**Records for this task**
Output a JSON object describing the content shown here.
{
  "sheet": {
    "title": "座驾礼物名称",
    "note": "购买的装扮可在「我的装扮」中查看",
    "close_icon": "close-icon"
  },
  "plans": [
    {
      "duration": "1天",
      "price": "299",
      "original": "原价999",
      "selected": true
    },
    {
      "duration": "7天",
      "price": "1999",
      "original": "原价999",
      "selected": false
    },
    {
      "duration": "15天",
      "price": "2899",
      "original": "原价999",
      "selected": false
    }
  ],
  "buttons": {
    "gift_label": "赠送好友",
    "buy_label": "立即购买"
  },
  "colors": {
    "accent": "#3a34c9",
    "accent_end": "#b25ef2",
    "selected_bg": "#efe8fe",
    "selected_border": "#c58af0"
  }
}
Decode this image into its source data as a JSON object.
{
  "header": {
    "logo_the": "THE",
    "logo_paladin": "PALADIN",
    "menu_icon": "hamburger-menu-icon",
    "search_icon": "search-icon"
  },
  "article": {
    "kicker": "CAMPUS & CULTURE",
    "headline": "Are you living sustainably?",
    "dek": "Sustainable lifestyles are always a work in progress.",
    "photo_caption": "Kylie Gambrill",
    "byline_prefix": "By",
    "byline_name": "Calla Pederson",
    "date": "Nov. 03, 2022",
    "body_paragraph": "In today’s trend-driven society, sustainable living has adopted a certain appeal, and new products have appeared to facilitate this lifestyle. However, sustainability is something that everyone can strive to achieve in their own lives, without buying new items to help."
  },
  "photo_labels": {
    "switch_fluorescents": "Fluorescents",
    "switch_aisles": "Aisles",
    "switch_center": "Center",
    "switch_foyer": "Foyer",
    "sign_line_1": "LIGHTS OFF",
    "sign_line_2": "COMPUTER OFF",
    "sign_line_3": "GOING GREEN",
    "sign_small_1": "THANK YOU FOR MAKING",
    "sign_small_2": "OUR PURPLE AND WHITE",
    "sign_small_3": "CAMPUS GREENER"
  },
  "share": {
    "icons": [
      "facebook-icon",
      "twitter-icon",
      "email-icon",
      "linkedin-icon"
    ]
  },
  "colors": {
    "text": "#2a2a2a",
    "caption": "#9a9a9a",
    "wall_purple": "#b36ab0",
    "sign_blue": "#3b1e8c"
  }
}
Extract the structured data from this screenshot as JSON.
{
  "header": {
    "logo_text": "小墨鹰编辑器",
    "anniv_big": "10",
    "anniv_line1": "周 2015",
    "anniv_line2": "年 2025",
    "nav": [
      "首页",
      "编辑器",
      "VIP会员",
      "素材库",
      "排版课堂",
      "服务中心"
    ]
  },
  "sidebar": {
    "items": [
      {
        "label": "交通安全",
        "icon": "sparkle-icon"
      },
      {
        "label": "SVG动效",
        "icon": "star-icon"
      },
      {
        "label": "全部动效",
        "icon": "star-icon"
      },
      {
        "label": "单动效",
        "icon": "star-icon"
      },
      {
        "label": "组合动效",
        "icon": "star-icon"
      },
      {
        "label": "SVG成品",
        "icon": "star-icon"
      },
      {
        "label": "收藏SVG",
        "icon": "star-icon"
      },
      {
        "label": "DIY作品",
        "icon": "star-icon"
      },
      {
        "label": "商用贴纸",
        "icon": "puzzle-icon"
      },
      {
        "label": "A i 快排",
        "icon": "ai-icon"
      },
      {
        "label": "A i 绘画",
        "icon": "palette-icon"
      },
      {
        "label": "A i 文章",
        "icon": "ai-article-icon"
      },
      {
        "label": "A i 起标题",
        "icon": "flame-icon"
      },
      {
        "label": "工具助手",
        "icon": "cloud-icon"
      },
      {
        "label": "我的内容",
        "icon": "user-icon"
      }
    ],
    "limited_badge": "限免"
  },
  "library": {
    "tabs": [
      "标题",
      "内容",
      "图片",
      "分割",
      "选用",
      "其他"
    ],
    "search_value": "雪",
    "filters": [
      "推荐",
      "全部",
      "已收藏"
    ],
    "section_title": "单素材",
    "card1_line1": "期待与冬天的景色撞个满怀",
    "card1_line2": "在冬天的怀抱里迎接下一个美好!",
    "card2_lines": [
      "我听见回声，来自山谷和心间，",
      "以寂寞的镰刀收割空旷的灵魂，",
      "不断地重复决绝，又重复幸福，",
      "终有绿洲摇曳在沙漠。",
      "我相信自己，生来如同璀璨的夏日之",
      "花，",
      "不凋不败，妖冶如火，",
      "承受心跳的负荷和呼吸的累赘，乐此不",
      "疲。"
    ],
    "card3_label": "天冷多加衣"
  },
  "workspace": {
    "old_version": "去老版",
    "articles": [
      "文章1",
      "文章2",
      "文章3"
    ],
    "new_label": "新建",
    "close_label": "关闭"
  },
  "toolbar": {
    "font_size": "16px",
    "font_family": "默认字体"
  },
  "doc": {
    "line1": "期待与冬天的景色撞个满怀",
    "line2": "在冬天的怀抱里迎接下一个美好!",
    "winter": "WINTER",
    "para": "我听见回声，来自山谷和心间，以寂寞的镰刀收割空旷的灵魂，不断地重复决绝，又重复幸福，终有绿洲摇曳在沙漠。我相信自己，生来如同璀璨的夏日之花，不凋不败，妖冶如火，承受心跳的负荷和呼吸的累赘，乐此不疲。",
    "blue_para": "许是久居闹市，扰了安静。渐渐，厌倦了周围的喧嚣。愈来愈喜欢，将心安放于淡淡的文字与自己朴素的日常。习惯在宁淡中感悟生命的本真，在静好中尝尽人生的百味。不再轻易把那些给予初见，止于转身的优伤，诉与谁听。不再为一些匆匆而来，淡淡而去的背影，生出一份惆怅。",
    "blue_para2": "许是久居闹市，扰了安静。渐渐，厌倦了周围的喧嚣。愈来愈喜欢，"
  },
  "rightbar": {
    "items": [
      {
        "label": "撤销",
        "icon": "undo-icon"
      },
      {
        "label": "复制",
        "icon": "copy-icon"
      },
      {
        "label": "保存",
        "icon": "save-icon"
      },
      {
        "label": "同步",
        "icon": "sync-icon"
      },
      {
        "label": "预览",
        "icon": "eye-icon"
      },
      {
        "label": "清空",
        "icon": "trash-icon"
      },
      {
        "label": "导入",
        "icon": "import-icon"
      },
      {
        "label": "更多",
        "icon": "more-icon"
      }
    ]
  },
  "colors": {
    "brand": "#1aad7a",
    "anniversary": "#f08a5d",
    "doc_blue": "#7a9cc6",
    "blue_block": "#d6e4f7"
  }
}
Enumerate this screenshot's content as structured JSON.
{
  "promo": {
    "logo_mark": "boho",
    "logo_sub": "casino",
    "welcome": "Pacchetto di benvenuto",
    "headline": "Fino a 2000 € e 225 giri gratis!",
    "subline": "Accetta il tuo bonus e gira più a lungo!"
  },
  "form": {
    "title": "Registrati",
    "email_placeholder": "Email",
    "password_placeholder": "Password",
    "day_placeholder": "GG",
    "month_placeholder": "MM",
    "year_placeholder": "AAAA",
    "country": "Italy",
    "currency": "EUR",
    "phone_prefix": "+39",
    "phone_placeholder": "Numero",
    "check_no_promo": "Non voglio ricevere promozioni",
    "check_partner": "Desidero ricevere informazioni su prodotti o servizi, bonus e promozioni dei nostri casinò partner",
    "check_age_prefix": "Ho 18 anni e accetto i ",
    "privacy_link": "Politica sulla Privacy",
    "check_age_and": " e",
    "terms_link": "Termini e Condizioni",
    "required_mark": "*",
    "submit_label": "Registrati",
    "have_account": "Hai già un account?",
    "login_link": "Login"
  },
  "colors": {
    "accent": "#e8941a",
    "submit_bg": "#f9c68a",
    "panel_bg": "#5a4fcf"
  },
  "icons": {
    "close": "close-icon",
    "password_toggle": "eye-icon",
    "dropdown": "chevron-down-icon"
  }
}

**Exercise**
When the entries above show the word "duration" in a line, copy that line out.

**Output of the task**
      "duration": "1天",
      "duration": "7天",
      "duration": "15天",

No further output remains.